Outside of some production tips and a whole gaggle of new friends from across the country the members of Sanctums left the Bass Camp feeling reassured about what they’re doing. “I learned to stick to your guns and stay true to what your path is as a musician” Wallace says. “It was just an overall surreal experience of a lifetime.
“It definitely inspired me to continue on my path the new path I’ve kind of been walking down with music this last year and that’s more of a backroom kind of producer and label head” he continues. That’s not to say Wallace is through with DJing — he’s already talking about recording some live mixes and throwing them online. But his heart still lies in producing new music at home and releasing vinyl and digital music through Modern Math Recordings the label he runs with Matt Hali and Sandro Petrillo.

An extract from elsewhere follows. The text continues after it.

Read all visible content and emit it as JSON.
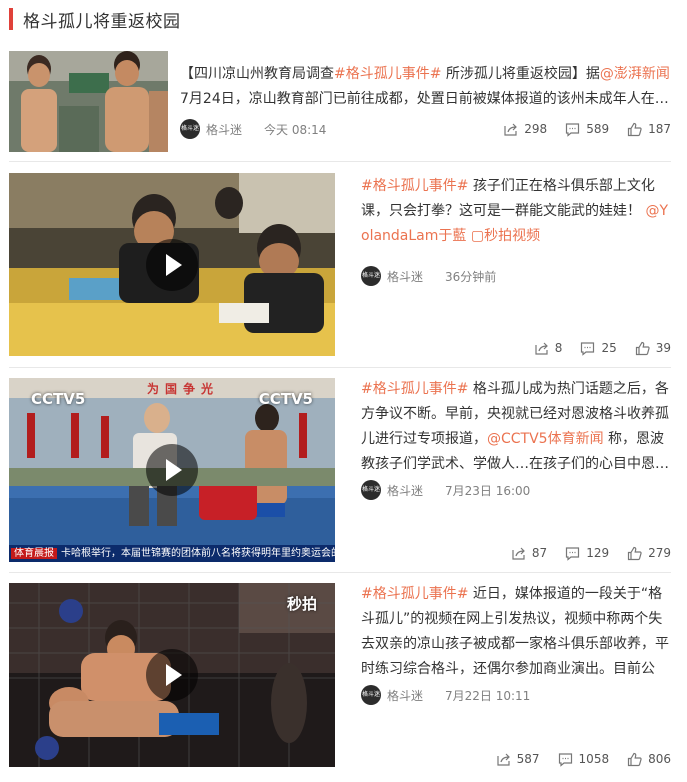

More importantly and despite Sanctums’ well-received set in Montreal Wallace says he’s still going to decline live performances until the duo have completed their reinvention. “I opened an email the day we got back with a show offer and I had to politely decline” he says. “It’s strategy for us to force ourselves to evolve because it’s so easy to get a little bit of success and then stick to what works and keep re-creating that formula but we don’t really want to do that. We want to push ourselves to evolve not only our sound but our show.”
“We might not play Shambhala this year or maybe even next year or Bass Coast… but those doors haven’t closed” Lambrinoudis adds. “I think that’s just the way electronic music works in this part of the world — that urgency isn’t there like it is for bands…. There’s some agency where we can just not have to do something and people will be patient and know that we’re still around.”

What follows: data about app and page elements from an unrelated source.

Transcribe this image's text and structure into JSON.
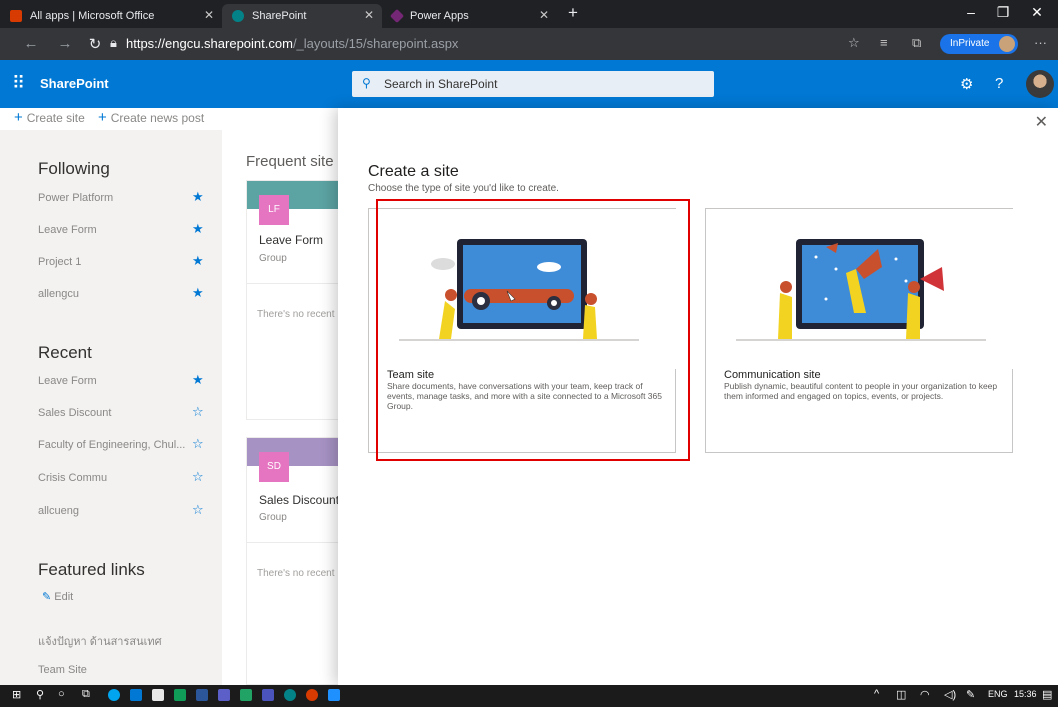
{
  "browser": {
    "tabs": [
      {
        "title": "All apps | Microsoft Office",
        "color": "#d83b01",
        "active": false
      },
      {
        "title": "SharePoint",
        "color": "#038387",
        "active": true
      },
      {
        "title": "Power Apps",
        "color": "#742774",
        "active": false
      }
    ],
    "new_tab": "+",
    "url_host": "https://engcu.sharepoint.com",
    "url_path": "/_layouts/15/sharepoint.aspx",
    "inprivate_label": "InPrivate",
    "window_controls": {
      "minimize": "–",
      "restore": "❐",
      "close": "✕"
    },
    "more": "···"
  },
  "suite": {
    "app_name": "SharePoint",
    "search_placeholder": "Search in SharePoint",
    "brand_color": "#0078d4"
  },
  "commands": {
    "create_site": "Create site",
    "create_news": "Create news post"
  },
  "nav": {
    "following_heading": "Following",
    "following": [
      {
        "label": "Power Platform",
        "starred": true
      },
      {
        "label": "Leave Form",
        "starred": true
      },
      {
        "label": "Project 1",
        "starred": true
      },
      {
        "label": "allengcu",
        "starred": true
      }
    ],
    "recent_heading": "Recent",
    "recent": [
      {
        "label": "Leave Form",
        "starred": true
      },
      {
        "label": "Sales Discount",
        "starred": false
      },
      {
        "label": "Faculty of Engineering, Chul...",
        "starred": false
      },
      {
        "label": "Crisis Commu",
        "starred": false
      },
      {
        "label": "allcueng",
        "starred": false
      }
    ],
    "featured_heading": "Featured links",
    "edit_label": "Edit",
    "featured": [
      "แจ้งปัญหา ด้านสารสนเทศ",
      "Team Site"
    ]
  },
  "frequent": {
    "title": "Frequent site",
    "cards": [
      {
        "initials": "LF",
        "name": "Leave Form",
        "type": "Group",
        "empty": "There's no recent",
        "band": "#5ca3a3",
        "logo": "#e574c1"
      },
      {
        "initials": "SD",
        "name": "Sales Discount",
        "type": "Group",
        "empty": "There's no recent",
        "band": "#a792c4",
        "logo": "#e574c1"
      }
    ]
  },
  "panel": {
    "title": "Create a site",
    "subtitle": "Choose the type of site you'd like to create.",
    "close": "✕",
    "options": [
      {
        "name": "Team site",
        "description": "Share documents, have conversations with your team, keep track of events, manage tasks, and more with a site connected to a Microsoft 365 Group."
      },
      {
        "name": "Communication site",
        "description": "Publish dynamic, beautiful content to people in your organization to keep them informed and engaged on topics, events, or projects."
      }
    ]
  },
  "taskbar": {
    "language": "ENG",
    "time": "15:36"
  }
}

They’re not completely on hiatus — Wallace says Sanctums plan to self-release a cassette this spring featuring some music they’ve been sitting on for the last year — but they won’t revisit the project with new work again until this fall when they plan to write their next full-length album.
Instead Lambrinoudis has already spent the last two weeks getting started on a solo album. “It’s going to be super influenced by power-noise drone and definitely utility techno like DJ techno.”
Ultimately Sanctums’ goal is to just keep working at the same pace on their own terms no matter who’s listening.
“Obviously there was a time when I was younger where I had this dream. I wanted to blow up I wanted to make it blah blah blah” Wallace says. “But as I’ve gotten older and accepted who I am and what kind of person I am I just realized that kind of lifestyle isn’t for me…. I’ve never been able to fake who I am — I’m not some hyper dude who wants to rave with you all night. I’d much rather sit in a coffee shop and have a deep conversation.
“I’m honestly not jaded in any sense” he adds. “Music has been amazing to me. People have treated me amazing throughout the evolution of my career…. I feel like since I’ve stepped out of being more of a spotlight figure in a scene of any sense it feels like almost people have started to take me a little more seriously. Because they’re like ‘Well this guy isn’t really pushing anything he isn’t trying to tell you to come to his club night or whatever. He’s just making music and it’s different and it’s interesting.’ That makes me feel good because you know I’m not trying to sell anything.”